This should be of no surprise as Selbach-Oster has always had a high quality to price ratio and was one of the few producers to lower their prices when the dollar weakened against the Euro. Of course, the same could be said for all German Riesling, as what was once on par in price and quality with Bordeaux can now only claim quality, with only the mavericks Dönnhoff and Müller-Catoir producing what could be considered expensive wines. The beautiful expressions of Riesling that flow into the United States will continue to be the greatest value in quality wine.

Johannes’ wines have a seductive creaminess that shines through in even the driest versions. The Auslesen can even take on a Crème Brule aspect that will leave you scratching your head and patting your belly.
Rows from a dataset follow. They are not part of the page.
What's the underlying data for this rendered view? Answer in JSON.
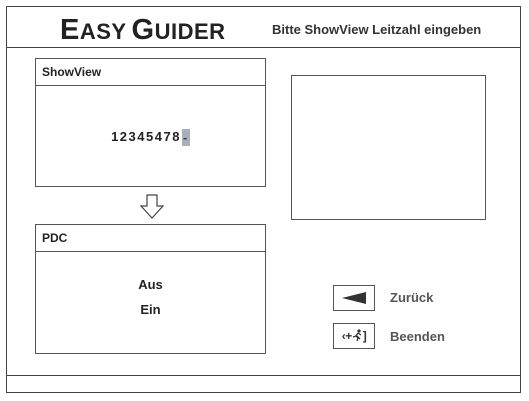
{
  "header": {
    "logo_E": "E",
    "logo_ASY": "ASY",
    "logo_G": "G",
    "logo_UIDER": "UIDER",
    "instruction": "Bitte ShowView Leitzahl eingeben"
  },
  "showview": {
    "title": "ShowView",
    "code": "12345478",
    "cursor": "-"
  },
  "pdc": {
    "title": "PDC",
    "options": [
      "Aus",
      "Ein"
    ]
  },
  "nav": {
    "back_label": "Zurück",
    "exit_label": "Beenden",
    "exit_glyph_left": "‹+",
    "exit_glyph_right": "]"
  },
  "icons": {
    "down_arrow": "down-arrow-icon",
    "back": "back-arrow-icon",
    "exit": "exit-run-icon"
  },
  "colors": {
    "cursor_highlight": "#a9b0bc",
    "border": "#444444"
  }
}
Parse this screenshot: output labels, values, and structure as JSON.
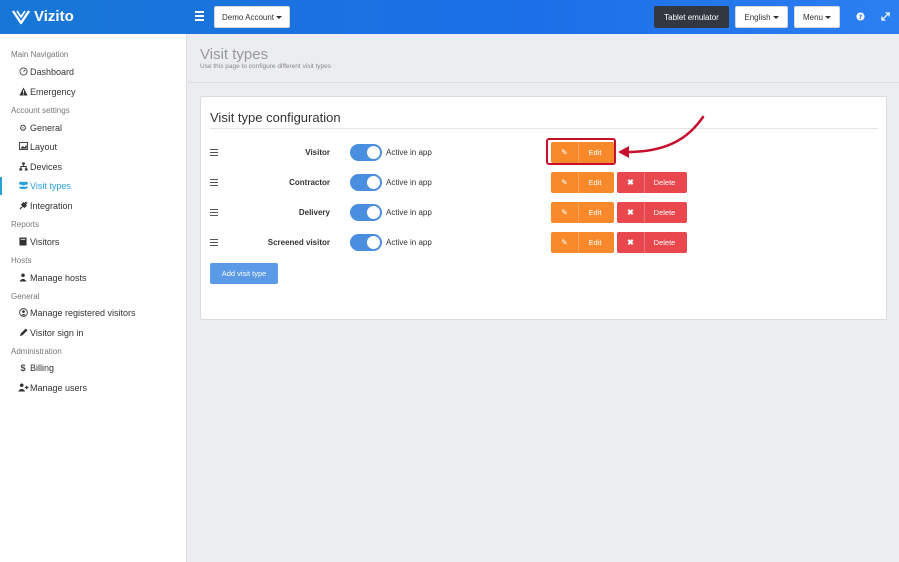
{
  "app": {
    "name": "Vizito"
  },
  "header": {
    "account_label": "Demo Account",
    "tablet_label": "Tablet emulator",
    "language_label": "English",
    "menu_label": "Menu",
    "help_icon": "question-icon",
    "fullscreen_icon": "expand-icon"
  },
  "sidebar": {
    "sections": [
      {
        "title": "Main Navigation",
        "items": [
          {
            "label": "Dashboard",
            "icon": "gauge-icon"
          },
          {
            "label": "Emergency",
            "icon": "warning-icon"
          }
        ]
      },
      {
        "title": "Account settings",
        "items": [
          {
            "label": "General",
            "icon": "gear-icon"
          },
          {
            "label": "Layout",
            "icon": "image-icon"
          },
          {
            "label": "Devices",
            "icon": "sitemap-icon"
          },
          {
            "label": "Visit types",
            "icon": "users-icon",
            "active": true
          },
          {
            "label": "Integration",
            "icon": "plug-icon"
          }
        ]
      },
      {
        "title": "Reports",
        "items": [
          {
            "label": "Visitors",
            "icon": "book-icon"
          }
        ]
      },
      {
        "title": "Hosts",
        "items": [
          {
            "label": "Manage hosts",
            "icon": "user-icon"
          }
        ]
      },
      {
        "title": "General",
        "items": [
          {
            "label": "Manage registered visitors",
            "icon": "user-circle-icon"
          },
          {
            "label": "Visitor sign in",
            "icon": "pencil-icon"
          }
        ]
      },
      {
        "title": "Administration",
        "items": [
          {
            "label": "Billing",
            "icon": "dollar-icon"
          },
          {
            "label": "Manage users",
            "icon": "user-plus-icon"
          }
        ]
      }
    ]
  },
  "page": {
    "title": "Visit types",
    "subtitle": "Use this page to configure different visit types"
  },
  "panel": {
    "title": "Visit type configuration",
    "toggle_label": "Active in app",
    "edit_label": "Edit",
    "delete_label": "Delete",
    "add_label": "Add visit type",
    "rows": [
      {
        "name": "Visitor",
        "active": true,
        "deletable": false
      },
      {
        "name": "Contractor",
        "active": true,
        "deletable": true
      },
      {
        "name": "Delivery",
        "active": true,
        "deletable": true
      },
      {
        "name": "Screened visitor",
        "active": true,
        "deletable": true
      }
    ]
  },
  "colors": {
    "topbar": "#1c6fe8",
    "accent": "#28a0d8",
    "edit": "#f7892a",
    "delete": "#e8474d",
    "toggle": "#4a8ee0",
    "annotation": "#c8102e"
  }
}
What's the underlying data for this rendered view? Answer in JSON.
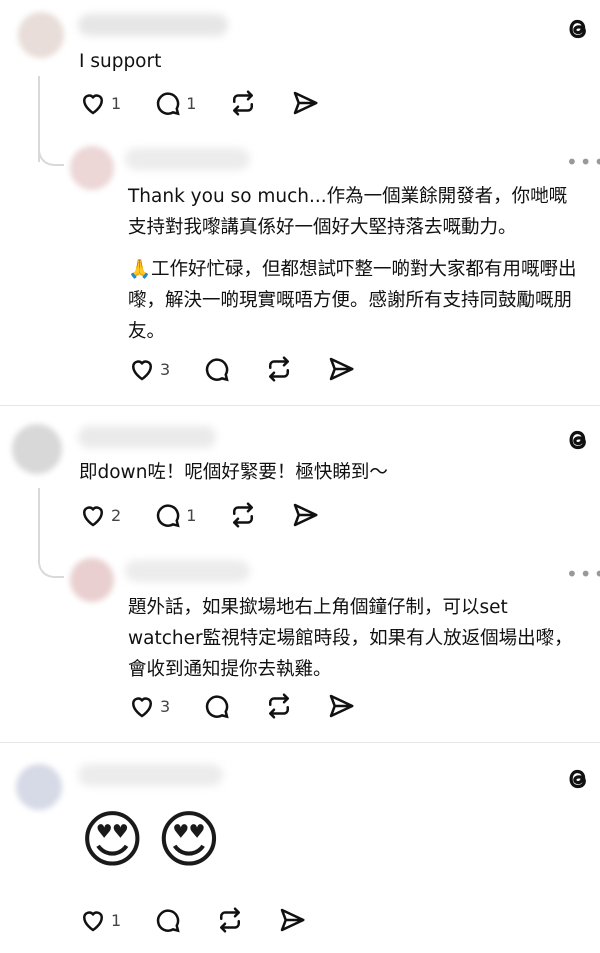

The fruit is always ripe and rich, running the gamut from white-fleshed nectarine to black currant, with many a peach, apple and tangerine reference in between. The slate soil is always present, manifesting itself in flavors and aromas that slide from subtle and soft to salty and strong, all the while acting as a travel guide to the different vineyards in the Mosel. Don’t believe me? Try a Kabinett and an Auslese from the Graacher Domprobst next to each other. Or better yet two Zeltinger-Sonnenuhrs from different vintages. The similarities are amazing. That is all soil, baby.

Fortune has smiled on Germany in the form of excellent weather as of late. 2001 was considered a classic year, while 2002 will be known for the balanced wines it created at all levels of sweetness. The hot 2003 vintage is something of an anomaly, while the Kabinetts and Spätlesen are unbelievable, only time will tell if the unheard of heat will provide wines for the cellar. The 2004 vintage promises a return to normal, with excellent levels of quality reported from all of the major winegrowing regions.

The market is absolutely flooded with great Rieslings right now, but how will this affect the U.S. market that is seemingly oblivious to the beauty of German wines? This remains to be seen. Times have been tough for Germany. The dollar has been down. Sales have been off slightly, and labor has been scarce for what is some of the most labor-intensive of wine regions.

One thing is for certain though. As long as Johannes Selbach continues to produce fine wines at affordable prices there will be at least one fan overseas.